• Action item
Filter the entries beneath this task, copying only the lines that hold the word "catálogo".

_ _ _ _ _

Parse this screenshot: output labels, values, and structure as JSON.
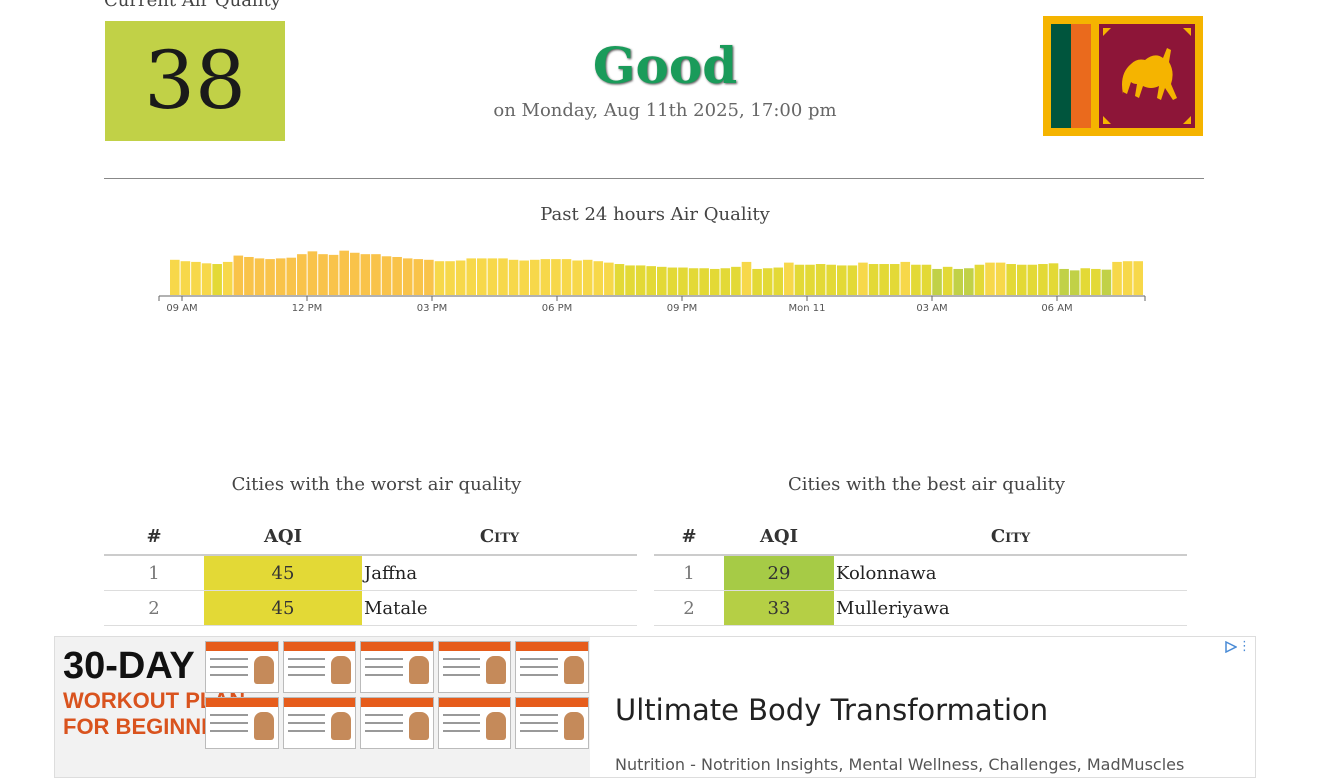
{
  "current": {
    "section_title": "Current Air Quality",
    "aqi": "38",
    "level": "Good",
    "timestamp": "on Monday, Aug 11th 2025, 17:00 pm"
  },
  "colors": {
    "good": "#c1d147",
    "level_text": "#1a9b5a",
    "moderate": "#e3d936",
    "yellow": "#f7d84a",
    "orange": "#f9c34a"
  },
  "chart_data": {
    "type": "bar",
    "title": "Past 24 hours Air Quality",
    "x_tick_labels": [
      "09 AM",
      "12 PM",
      "03 PM",
      "06 PM",
      "09 PM",
      "Mon 11",
      "03 AM",
      "06 AM"
    ],
    "values": [
      50,
      48,
      47,
      45,
      44,
      47,
      56,
      54,
      52,
      51,
      52,
      53,
      58,
      62,
      58,
      57,
      63,
      60,
      58,
      58,
      55,
      54,
      52,
      51,
      50,
      48,
      48,
      49,
      52,
      52,
      52,
      52,
      50,
      49,
      50,
      51,
      51,
      51,
      49,
      50,
      48,
      46,
      44,
      42,
      42,
      41,
      40,
      39,
      39,
      38,
      38,
      37,
      38,
      40,
      47,
      37,
      38,
      39,
      46,
      43,
      43,
      44,
      43,
      42,
      42,
      46,
      44,
      44,
      44,
      47,
      43,
      43,
      37,
      40,
      37,
      38,
      43,
      46,
      46,
      44,
      43,
      43,
      44,
      45,
      37,
      35,
      38,
      37,
      36,
      47,
      48,
      48
    ],
    "bar_colors": [
      "#f7d84a",
      "#f7d84a",
      "#f7d84a",
      "#f7d84a",
      "#e3d936",
      "#f7d84a",
      "#f9c34a",
      "#f9c34a",
      "#f9c34a",
      "#f9c34a",
      "#f9c34a",
      "#f9c34a",
      "#f9c34a",
      "#f9c34a",
      "#f9c34a",
      "#f9c34a",
      "#f9c34a",
      "#f9c34a",
      "#f9c34a",
      "#f9c34a",
      "#f9c34a",
      "#f9c34a",
      "#f9c34a",
      "#f9c34a",
      "#f9c34a",
      "#f7d84a",
      "#f7d84a",
      "#f7d84a",
      "#f7d84a",
      "#f7d84a",
      "#f7d84a",
      "#f7d84a",
      "#f7d84a",
      "#f7d84a",
      "#f7d84a",
      "#f7d84a",
      "#f7d84a",
      "#f7d84a",
      "#f7d84a",
      "#f7d84a",
      "#f7d84a",
      "#f7d84a",
      "#e3d936",
      "#e3d936",
      "#e3d936",
      "#e3d936",
      "#e3d936",
      "#e3d936",
      "#e3d936",
      "#e3d936",
      "#e3d936",
      "#e3d936",
      "#e3d936",
      "#e3d936",
      "#f7d84a",
      "#e3d936",
      "#e3d936",
      "#e3d936",
      "#f7d84a",
      "#e3d936",
      "#e3d936",
      "#e3d936",
      "#e3d936",
      "#e3d936",
      "#e3d936",
      "#f7d84a",
      "#e3d936",
      "#e3d936",
      "#e3d936",
      "#f7d84a",
      "#e3d936",
      "#e3d936",
      "#c1d147",
      "#e3d936",
      "#c1d147",
      "#c1d147",
      "#e3d936",
      "#f7d84a",
      "#f7d84a",
      "#e3d936",
      "#e3d936",
      "#e3d936",
      "#e3d936",
      "#e3d936",
      "#c1d147",
      "#c1d147",
      "#e3d936",
      "#e3d936",
      "#c1d147",
      "#f7d84a",
      "#f7d84a",
      "#f7d84a"
    ]
  },
  "worst": {
    "title": "Cities with the worst air quality",
    "headers": {
      "rank": "#",
      "aqi": "AQI",
      "city": "City"
    },
    "rows": [
      {
        "rank": "1",
        "aqi": "45",
        "city": "Jaffna",
        "color": "#e3d936"
      },
      {
        "rank": "2",
        "aqi": "45",
        "city": "Matale",
        "color": "#e3d936"
      }
    ]
  },
  "best": {
    "title": "Cities with the best air quality",
    "headers": {
      "rank": "#",
      "aqi": "AQI",
      "city": "City"
    },
    "rows": [
      {
        "rank": "1",
        "aqi": "29",
        "city": "Kolonnawa",
        "color": "#a6cb46"
      },
      {
        "rank": "2",
        "aqi": "33",
        "city": "Mulleriyawa",
        "color": "#b5cf45"
      }
    ]
  },
  "ad": {
    "brand_line1": "30-DAY",
    "brand_line2": "WORKOUT PLAN",
    "brand_line3": "FOR BEGINNERS",
    "headline": "Ultimate Body Transformation",
    "subline": "Nutrition - Notrition Insights, Mental Wellness, Challenges, MadMuscles",
    "menu_glyph": "⋮"
  }
}
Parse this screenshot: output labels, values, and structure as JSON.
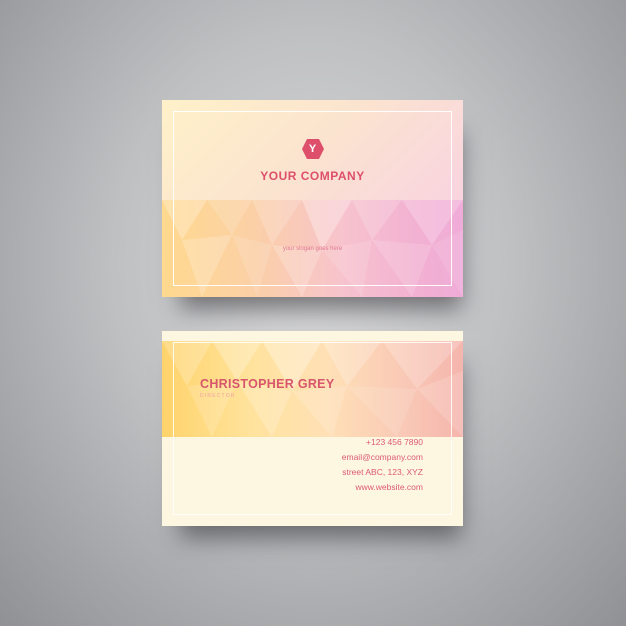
{
  "front_card": {
    "logo_letter": "Y",
    "company": "YOUR COMPANY",
    "slogan": "your slogan goes here"
  },
  "back_card": {
    "name": "CHRISTOPHER GREY",
    "title": "DIRECTOR",
    "contacts": [
      "+123 456 7890",
      "email@company.com",
      "street ABC, 123, XYZ",
      "www.website.com"
    ]
  },
  "colors": {
    "accent": "#dd4f6a",
    "background": "#bfc0c2",
    "card_cream": "#fdf6e1"
  }
}
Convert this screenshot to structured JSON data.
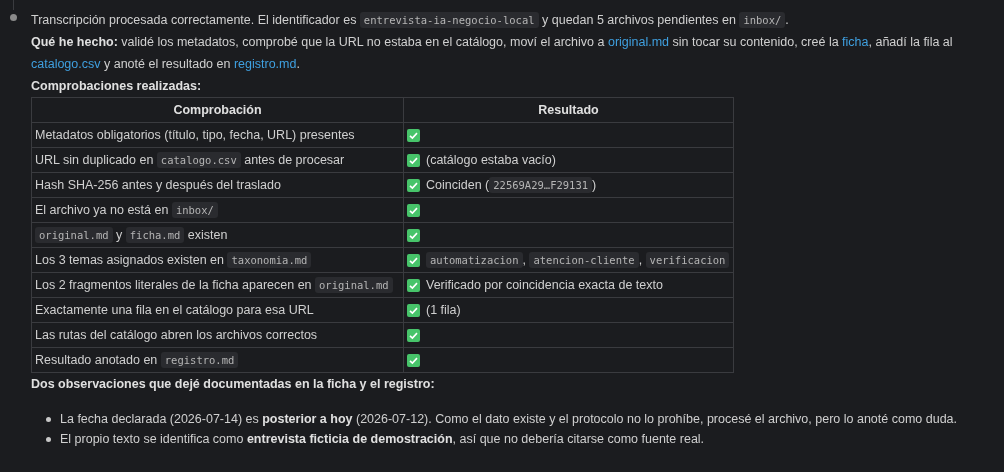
{
  "summary": [
    {
      "kind": "text",
      "text": "Transcripción procesada correctamente. El identificador es "
    },
    {
      "kind": "code",
      "text": "entrevista-ia-negocio-local"
    },
    {
      "kind": "text",
      "text": " y quedan 5 archivos pendientes en "
    },
    {
      "kind": "code",
      "text": "inbox/"
    },
    {
      "kind": "text",
      "text": "."
    }
  ],
  "done": [
    {
      "kind": "bold",
      "text": "Qué he hecho:"
    },
    {
      "kind": "text",
      "text": " validé los metadatos, comprobé que la URL no estaba en el catálogo, moví el archivo a "
    },
    {
      "kind": "link",
      "text": "original.md"
    },
    {
      "kind": "text",
      "text": " sin tocar su contenido, creé la "
    },
    {
      "kind": "link",
      "text": "ficha"
    },
    {
      "kind": "text",
      "text": ", añadí la fila al "
    },
    {
      "kind": "link",
      "text": "catalogo.csv"
    },
    {
      "kind": "text",
      "text": " y anoté el resultado en "
    },
    {
      "kind": "link",
      "text": "registro.md"
    },
    {
      "kind": "text",
      "text": "."
    }
  ],
  "checks_heading": "Comprobaciones realizadas:",
  "table": {
    "columns": [
      "Comprobación",
      "Resultado"
    ],
    "rows": [
      {
        "check": [
          {
            "kind": "text",
            "text": "Metadatos obligatorios (título, tipo, fecha, URL) presentes"
          }
        ],
        "passed": true,
        "result": []
      },
      {
        "check": [
          {
            "kind": "text",
            "text": "URL sin duplicado en "
          },
          {
            "kind": "code",
            "text": "catalogo.csv"
          },
          {
            "kind": "text",
            "text": " antes de procesar"
          }
        ],
        "passed": true,
        "result": [
          {
            "kind": "text",
            "text": "(catálogo estaba vacío)"
          }
        ]
      },
      {
        "check": [
          {
            "kind": "text",
            "text": "Hash SHA-256 antes y después del traslado"
          }
        ],
        "passed": true,
        "result": [
          {
            "kind": "text",
            "text": "Coinciden ("
          },
          {
            "kind": "code",
            "text": "22569A29…F29131"
          },
          {
            "kind": "text",
            "text": ")"
          }
        ]
      },
      {
        "check": [
          {
            "kind": "text",
            "text": "El archivo ya no está en "
          },
          {
            "kind": "code",
            "text": "inbox/"
          }
        ],
        "passed": true,
        "result": []
      },
      {
        "check": [
          {
            "kind": "code",
            "text": "original.md"
          },
          {
            "kind": "text",
            "text": " y "
          },
          {
            "kind": "code",
            "text": "ficha.md"
          },
          {
            "kind": "text",
            "text": " existen"
          }
        ],
        "passed": true,
        "result": []
      },
      {
        "check": [
          {
            "kind": "text",
            "text": "Los 3 temas asignados existen en "
          },
          {
            "kind": "code",
            "text": "taxonomia.md"
          }
        ],
        "passed": true,
        "result": [
          {
            "kind": "code",
            "text": "automatizacion"
          },
          {
            "kind": "text",
            "text": ", "
          },
          {
            "kind": "code",
            "text": "atencion-cliente"
          },
          {
            "kind": "text",
            "text": ", "
          },
          {
            "kind": "code",
            "text": "verificacion"
          }
        ]
      },
      {
        "check": [
          {
            "kind": "text",
            "text": "Los 2 fragmentos literales de la ficha aparecen en "
          },
          {
            "kind": "code",
            "text": "original.md"
          }
        ],
        "passed": true,
        "result": [
          {
            "kind": "text",
            "text": "Verificado por coincidencia exacta de texto"
          }
        ]
      },
      {
        "check": [
          {
            "kind": "text",
            "text": "Exactamente una fila en el catálogo para esa URL"
          }
        ],
        "passed": true,
        "result": [
          {
            "kind": "text",
            "text": "(1 fila)"
          }
        ]
      },
      {
        "check": [
          {
            "kind": "text",
            "text": "Las rutas del catálogo abren los archivos correctos"
          }
        ],
        "passed": true,
        "result": []
      },
      {
        "check": [
          {
            "kind": "text",
            "text": "Resultado anotado en "
          },
          {
            "kind": "code",
            "text": "registro.md"
          }
        ],
        "passed": true,
        "result": []
      }
    ]
  },
  "notes_heading": "Dos observaciones que dejé documentadas en la ficha y el registro:",
  "notes": [
    "La fecha declarada (2026-07-14) es **posterior a hoy** (2026-07-12). Como el dato existe y el protocolo no lo prohíbe, procesé el archivo, pero lo anoté como duda.",
    "El propio texto se identifica como **entrevista ficticia de demostración**, así que no debería citarse como fuente real."
  ]
}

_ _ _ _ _

• Output below
      "text": " validé los metadatos, comprobé que la URL no estaba en el catálogo, moví el archivo a "
            "text": "(catálogo estaba vacío)"
            "text": "Exactamente una fila en el catálogo para esa URL"
            "text": "Las rutas del catálogo abren los archivos correctos"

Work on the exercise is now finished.